Flush with $30 million in new funding, mobile advertising and monetization company Tapjoy is on a bit of an executive hiring spree and the latest addition is Peter Dille, former SVP of Sony Computer Entertainment America who helped launch the PlayStation 3 and PlayStation Network. Dille’s hire is a big coup for Tapjoy, but it’s also a sign of the larger shift in gaming from consoles and portables to smartphones, where mobile gaming is taking off.
Dille, who left Sony in March after a 13-year career spanning two separate stints, will join Tapjoy as chief marketing officer.
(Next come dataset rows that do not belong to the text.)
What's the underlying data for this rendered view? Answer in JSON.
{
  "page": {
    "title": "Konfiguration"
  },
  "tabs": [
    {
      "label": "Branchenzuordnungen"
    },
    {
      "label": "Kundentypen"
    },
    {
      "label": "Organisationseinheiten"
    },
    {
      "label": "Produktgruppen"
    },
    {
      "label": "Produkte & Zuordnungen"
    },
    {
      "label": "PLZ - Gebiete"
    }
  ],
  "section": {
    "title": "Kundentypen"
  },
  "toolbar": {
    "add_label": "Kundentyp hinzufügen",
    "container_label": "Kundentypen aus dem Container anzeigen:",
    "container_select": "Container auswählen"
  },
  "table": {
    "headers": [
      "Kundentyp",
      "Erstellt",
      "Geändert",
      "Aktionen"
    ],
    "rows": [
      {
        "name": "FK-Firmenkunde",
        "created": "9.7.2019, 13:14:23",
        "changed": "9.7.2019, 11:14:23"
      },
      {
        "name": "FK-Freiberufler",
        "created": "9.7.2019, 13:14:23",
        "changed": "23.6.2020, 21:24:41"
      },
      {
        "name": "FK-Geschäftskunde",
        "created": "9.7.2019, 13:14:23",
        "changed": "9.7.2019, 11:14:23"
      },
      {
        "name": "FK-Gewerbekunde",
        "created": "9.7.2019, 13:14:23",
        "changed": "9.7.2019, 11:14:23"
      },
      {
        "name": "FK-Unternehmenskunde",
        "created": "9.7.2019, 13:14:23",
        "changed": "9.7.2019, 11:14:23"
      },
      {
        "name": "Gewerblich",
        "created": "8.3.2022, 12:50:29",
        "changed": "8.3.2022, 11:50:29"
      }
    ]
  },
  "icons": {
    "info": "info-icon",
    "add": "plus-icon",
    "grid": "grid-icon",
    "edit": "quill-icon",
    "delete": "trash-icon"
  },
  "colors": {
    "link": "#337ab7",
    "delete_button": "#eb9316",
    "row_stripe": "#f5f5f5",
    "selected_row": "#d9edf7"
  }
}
Tapjoy, which now reaches 250 million consumers, has become one of the top app monetization services for developers and publishers with its incentivized installs, offer wall, banner and cost per action ads. It recently claimed to have helped make 10,000 apps freemium, many of them games.
That Dille would end up at a mobile marketing start-up reflects where the momentum is in gaming. Flurry reported earlier this year that mobile gaming revenue in the U.S. hit $800 million last year, up from $500 million in 2009, taking one-third of portable gaming revenues. Those number are expected to go up, at the expense of devices like the Nintendo DS and the PlayStation Portable. Juniper Research said worldwide mobile gaming revenue will hit $11 billion by 2015.
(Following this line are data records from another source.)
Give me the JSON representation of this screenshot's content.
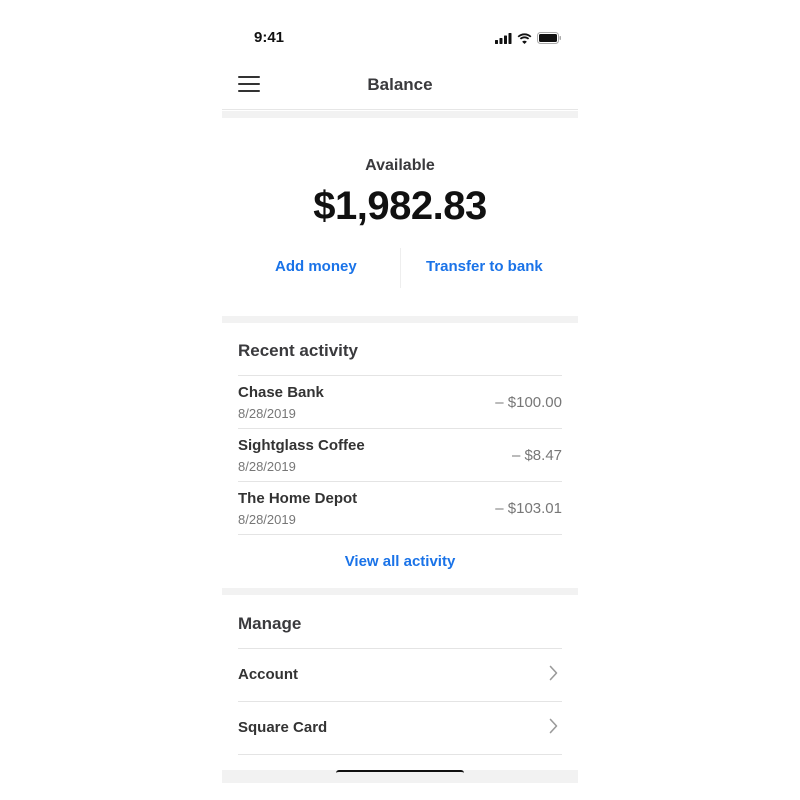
{
  "status_bar": {
    "time": "9:41",
    "icons": [
      "signal-icon",
      "wifi-icon",
      "battery-icon"
    ]
  },
  "header": {
    "title": "Balance",
    "menu_icon": "hamburger-menu-icon"
  },
  "balance": {
    "label": "Available",
    "amount": "$1,982.83",
    "actions": [
      {
        "label": "Add money"
      },
      {
        "label": "Transfer to bank"
      }
    ]
  },
  "recent_activity": {
    "title": "Recent activity",
    "items": [
      {
        "name": "Chase Bank",
        "date": "8/28/2019",
        "amount": "– $100.00"
      },
      {
        "name": "Sightglass Coffee",
        "date": "8/28/2019",
        "amount": "– $8.47"
      },
      {
        "name": "The Home Depot",
        "date": "8/28/2019",
        "amount": "– $103.01"
      }
    ],
    "view_all_label": "View all activity"
  },
  "manage": {
    "title": "Manage",
    "items": [
      {
        "label": "Account",
        "icon": "chevron-right-icon"
      },
      {
        "label": "Square Card",
        "icon": "chevron-right-icon"
      }
    ]
  },
  "colors": {
    "accent": "#1a73e8",
    "text_primary": "#333333",
    "text_secondary": "#777777",
    "section_band": "#f2f2f2"
  }
}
“The mobile space is poised for continued hyper growth, and I’m looking forward to helping the team build its core business globally as well as begin to leverage the Tapjoy network’s incredible reach with consumers,” Dille said.
Meanwhile, traditional gaming companies like Nintendo, which has shunned the smartphone gaming market, are suffering; Nintendo slashed its forecast last quarter after reporting an operating loss, which was affected by slow sales of its latest handheld console, the 3DS.
Dille’s hire also highlights the momentum behind Tapjoy, which has raised about $41 million in 2011 alone. The company also hired former Veraz Networks and PalmSource CFO Al Wood as its chief financial officer in July. And it’s rebounded nicely from Apple’s decision earlier this year to ban incentivized install campaigns, one of Tapjoy’s top tools, because of apparent concerns it was gaming the App Store rankings.
There is a booming market for mobile app development services, as developers and publishers try to capitalize on the wide prevalence of smartphones. I fully expect to see more traditional gaming executive talent flow to startups and new companies serving the mobile gaming market as the growth of smartphone gaming continues.